What you are asked to do. The response must contain every line below in which "message" appears.

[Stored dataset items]
╔══

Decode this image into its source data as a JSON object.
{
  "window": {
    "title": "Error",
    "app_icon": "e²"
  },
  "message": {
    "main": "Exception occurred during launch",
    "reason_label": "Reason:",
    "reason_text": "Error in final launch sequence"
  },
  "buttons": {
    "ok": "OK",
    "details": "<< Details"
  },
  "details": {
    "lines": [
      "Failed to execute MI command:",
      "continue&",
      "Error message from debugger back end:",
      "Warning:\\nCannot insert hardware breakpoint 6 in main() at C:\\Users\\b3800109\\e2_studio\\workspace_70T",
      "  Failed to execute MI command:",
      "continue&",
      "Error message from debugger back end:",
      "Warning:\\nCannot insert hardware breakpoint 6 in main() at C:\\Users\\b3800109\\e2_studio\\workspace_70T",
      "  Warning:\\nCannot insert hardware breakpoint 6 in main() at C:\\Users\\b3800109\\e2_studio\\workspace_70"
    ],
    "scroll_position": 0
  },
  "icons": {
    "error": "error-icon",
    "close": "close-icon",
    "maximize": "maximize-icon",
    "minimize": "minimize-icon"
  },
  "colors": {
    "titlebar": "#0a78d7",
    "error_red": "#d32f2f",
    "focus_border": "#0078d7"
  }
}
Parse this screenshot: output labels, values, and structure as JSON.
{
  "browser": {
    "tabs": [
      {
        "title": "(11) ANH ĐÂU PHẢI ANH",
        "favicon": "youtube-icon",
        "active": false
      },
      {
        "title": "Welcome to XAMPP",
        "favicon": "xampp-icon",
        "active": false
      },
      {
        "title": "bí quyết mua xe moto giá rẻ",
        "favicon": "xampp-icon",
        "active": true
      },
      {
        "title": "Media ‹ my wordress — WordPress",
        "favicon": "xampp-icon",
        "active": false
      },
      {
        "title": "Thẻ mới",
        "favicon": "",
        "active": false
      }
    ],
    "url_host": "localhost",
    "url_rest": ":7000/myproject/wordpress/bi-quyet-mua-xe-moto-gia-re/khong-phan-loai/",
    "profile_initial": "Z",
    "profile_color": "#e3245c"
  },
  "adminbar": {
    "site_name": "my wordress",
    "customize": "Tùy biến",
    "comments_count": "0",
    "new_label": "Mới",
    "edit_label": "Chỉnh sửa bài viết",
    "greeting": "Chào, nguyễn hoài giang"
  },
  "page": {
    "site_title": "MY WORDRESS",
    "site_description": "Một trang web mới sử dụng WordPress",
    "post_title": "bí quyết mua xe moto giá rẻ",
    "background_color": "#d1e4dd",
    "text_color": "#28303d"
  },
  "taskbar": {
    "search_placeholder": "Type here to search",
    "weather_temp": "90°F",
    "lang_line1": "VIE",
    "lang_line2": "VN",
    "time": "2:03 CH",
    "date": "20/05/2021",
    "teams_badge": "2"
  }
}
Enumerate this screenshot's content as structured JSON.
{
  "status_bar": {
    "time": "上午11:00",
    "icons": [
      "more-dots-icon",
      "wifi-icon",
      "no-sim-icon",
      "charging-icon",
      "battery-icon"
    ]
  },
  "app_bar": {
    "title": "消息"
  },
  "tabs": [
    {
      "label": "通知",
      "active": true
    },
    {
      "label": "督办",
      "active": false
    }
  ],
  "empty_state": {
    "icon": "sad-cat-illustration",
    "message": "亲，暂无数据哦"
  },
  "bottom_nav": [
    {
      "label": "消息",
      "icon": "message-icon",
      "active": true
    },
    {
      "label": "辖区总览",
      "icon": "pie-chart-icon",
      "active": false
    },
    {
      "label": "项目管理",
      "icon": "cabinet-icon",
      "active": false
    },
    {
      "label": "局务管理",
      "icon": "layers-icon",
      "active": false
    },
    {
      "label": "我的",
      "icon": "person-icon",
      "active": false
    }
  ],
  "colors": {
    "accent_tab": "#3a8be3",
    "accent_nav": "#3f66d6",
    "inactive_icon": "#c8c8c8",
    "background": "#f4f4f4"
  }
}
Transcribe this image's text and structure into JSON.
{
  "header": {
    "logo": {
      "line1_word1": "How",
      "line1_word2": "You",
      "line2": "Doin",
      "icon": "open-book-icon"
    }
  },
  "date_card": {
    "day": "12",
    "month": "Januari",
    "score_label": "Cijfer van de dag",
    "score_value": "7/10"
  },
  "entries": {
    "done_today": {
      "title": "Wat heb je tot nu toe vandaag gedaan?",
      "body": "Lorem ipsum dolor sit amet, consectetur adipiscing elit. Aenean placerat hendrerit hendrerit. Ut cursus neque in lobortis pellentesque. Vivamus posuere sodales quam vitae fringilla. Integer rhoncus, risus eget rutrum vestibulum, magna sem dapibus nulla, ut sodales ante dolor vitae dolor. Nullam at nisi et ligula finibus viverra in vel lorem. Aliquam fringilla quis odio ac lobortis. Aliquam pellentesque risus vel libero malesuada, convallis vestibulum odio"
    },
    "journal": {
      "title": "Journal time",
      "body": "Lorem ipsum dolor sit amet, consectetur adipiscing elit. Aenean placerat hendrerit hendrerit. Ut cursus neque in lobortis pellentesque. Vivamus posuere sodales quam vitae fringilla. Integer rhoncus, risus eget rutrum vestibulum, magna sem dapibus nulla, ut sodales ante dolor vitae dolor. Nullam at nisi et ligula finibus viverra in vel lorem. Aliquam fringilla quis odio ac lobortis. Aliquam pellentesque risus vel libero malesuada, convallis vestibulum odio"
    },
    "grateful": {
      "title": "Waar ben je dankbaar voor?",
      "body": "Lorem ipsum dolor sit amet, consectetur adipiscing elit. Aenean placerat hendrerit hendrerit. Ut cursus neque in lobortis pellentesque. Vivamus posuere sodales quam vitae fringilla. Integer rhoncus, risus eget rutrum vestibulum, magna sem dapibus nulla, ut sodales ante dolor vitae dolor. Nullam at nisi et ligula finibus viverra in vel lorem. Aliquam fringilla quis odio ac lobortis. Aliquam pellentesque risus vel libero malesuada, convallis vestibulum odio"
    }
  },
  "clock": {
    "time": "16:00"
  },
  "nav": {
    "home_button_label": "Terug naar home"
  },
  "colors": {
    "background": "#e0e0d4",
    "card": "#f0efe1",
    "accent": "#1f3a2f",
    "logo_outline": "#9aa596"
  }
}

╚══

Task response.
  "message": {
      "Error message from debugger back end:",
      "Error message from debugger back end:",
    "message": "亲，暂无数据哦"
      "icon": "message-icon",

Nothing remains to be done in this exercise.